Dataset records
^^^^^^^^^^^^^^^^

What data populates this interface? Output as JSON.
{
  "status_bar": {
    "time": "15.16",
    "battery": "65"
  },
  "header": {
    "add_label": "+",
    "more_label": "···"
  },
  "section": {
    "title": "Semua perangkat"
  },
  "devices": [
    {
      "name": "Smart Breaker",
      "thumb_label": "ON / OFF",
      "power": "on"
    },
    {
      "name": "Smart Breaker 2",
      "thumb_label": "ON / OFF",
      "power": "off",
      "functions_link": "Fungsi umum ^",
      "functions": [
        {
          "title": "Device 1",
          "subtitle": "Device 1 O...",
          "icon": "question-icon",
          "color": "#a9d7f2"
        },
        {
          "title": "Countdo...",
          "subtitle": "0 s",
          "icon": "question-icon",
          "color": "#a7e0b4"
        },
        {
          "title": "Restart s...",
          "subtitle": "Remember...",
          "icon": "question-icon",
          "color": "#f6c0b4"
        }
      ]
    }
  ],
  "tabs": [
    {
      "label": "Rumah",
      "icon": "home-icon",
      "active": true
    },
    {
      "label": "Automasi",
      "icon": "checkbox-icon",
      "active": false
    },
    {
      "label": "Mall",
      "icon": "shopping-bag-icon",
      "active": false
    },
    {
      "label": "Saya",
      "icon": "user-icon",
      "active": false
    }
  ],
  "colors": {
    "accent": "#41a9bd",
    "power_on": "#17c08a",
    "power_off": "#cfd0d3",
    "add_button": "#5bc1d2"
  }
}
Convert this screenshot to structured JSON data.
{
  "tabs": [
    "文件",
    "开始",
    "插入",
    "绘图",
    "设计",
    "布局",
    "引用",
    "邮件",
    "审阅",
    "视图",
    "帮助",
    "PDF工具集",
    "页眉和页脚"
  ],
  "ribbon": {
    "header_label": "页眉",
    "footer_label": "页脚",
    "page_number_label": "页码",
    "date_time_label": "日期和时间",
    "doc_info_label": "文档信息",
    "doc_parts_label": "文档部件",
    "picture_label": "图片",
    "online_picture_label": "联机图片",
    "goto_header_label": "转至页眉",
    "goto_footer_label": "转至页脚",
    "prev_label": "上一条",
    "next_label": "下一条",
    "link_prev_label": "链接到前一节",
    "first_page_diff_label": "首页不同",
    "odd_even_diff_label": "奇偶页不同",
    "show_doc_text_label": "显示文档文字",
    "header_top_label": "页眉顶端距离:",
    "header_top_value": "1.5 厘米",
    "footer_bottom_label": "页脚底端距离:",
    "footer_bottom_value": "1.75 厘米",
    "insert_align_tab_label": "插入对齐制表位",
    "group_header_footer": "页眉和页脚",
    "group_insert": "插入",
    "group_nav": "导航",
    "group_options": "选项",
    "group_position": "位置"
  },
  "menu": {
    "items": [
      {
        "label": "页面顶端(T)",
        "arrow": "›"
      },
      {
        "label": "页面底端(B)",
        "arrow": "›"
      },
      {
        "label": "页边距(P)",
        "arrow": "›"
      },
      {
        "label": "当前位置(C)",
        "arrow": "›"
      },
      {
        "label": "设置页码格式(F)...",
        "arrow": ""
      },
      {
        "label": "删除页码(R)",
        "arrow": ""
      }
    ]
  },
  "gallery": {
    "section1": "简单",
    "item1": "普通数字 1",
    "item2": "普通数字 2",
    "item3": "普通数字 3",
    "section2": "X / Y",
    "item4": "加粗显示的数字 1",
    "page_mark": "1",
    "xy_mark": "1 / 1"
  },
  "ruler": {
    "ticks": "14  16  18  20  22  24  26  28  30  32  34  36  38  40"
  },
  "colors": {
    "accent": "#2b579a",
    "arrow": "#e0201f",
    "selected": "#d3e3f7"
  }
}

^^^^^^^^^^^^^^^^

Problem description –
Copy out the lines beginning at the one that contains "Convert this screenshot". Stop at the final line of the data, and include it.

Output –
Convert this screenshot to structured JSON data.
{
  "tabs": [
    "文件",
    "开始",
    "插入",
    "绘图",
    "设计",
    "布局",
    "引用",
    "邮件",
    "审阅",
    "视图",
    "帮助",
    "PDF工具集",
    "页眉和页脚"
  ],
  "ribbon": {
    "header_label": "页眉",
    "footer_label": "页脚",
    "page_number_label": "页码",
    "date_time_label": "日期和时间",
    "doc_info_label": "文档信息",
    "doc_parts_label": "文档部件",
    "picture_label": "图片",
    "online_picture_label": "联机图片",
    "goto_header_label": "转至页眉",
    "goto_footer_label": "转至页脚",
    "prev_label": "上一条",
    "next_label": "下一条",
    "link_prev_label": "链接到前一节",
    "first_page_diff_label": "首页不同",
    "odd_even_diff_label": "奇偶页不同",
    "show_doc_text_label": "显示文档文字",
    "header_top_label": "页眉顶端距离:",
    "header_top_value": "1.5 厘米",
    "footer_bottom_label": "页脚底端距离:",
    "footer_bottom_value": "1.75 厘米",
    "insert_align_tab_label": "插入对齐制表位",
    "group_header_footer": "页眉和页脚",
    "group_insert": "插入",
    "group_nav": "导航",
    "group_options": "选项",
    "group_position": "位置"
  },
  "menu": {
    "items": [
      {
        "label": "页面顶端(T)",
        "arrow": "›"
      },
      {
        "label": "页面底端(B)",
        "arrow": "›"
      },
      {
        "label": "页边距(P)",
        "arrow": "›"
      },
      {
        "label": "当前位置(C)",
        "arrow": "›"
      },
      {
        "label": "设置页码格式(F)...",
        "arrow": ""
      },
      {
        "label": "删除页码(R)",
        "arrow": ""
      }
    ]
  },
  "gallery": {
    "section1": "简单",
    "item1": "普通数字 1",
    "item2": "普通数字 2",
    "item3": "普通数字 3",
    "section2": "X / Y",
    "item4": "加粗显示的数字 1",
    "page_mark": "1",
    "xy_mark": "1 / 1"
  },
  "ruler": {
    "ticks": "14  16  18  20  22  24  26  28  30  32  34  36  38  40"
  },
  "colors": {
    "accent": "#2b579a",
    "arrow": "#e0201f",
    "selected": "#d3e3f7"
  }
}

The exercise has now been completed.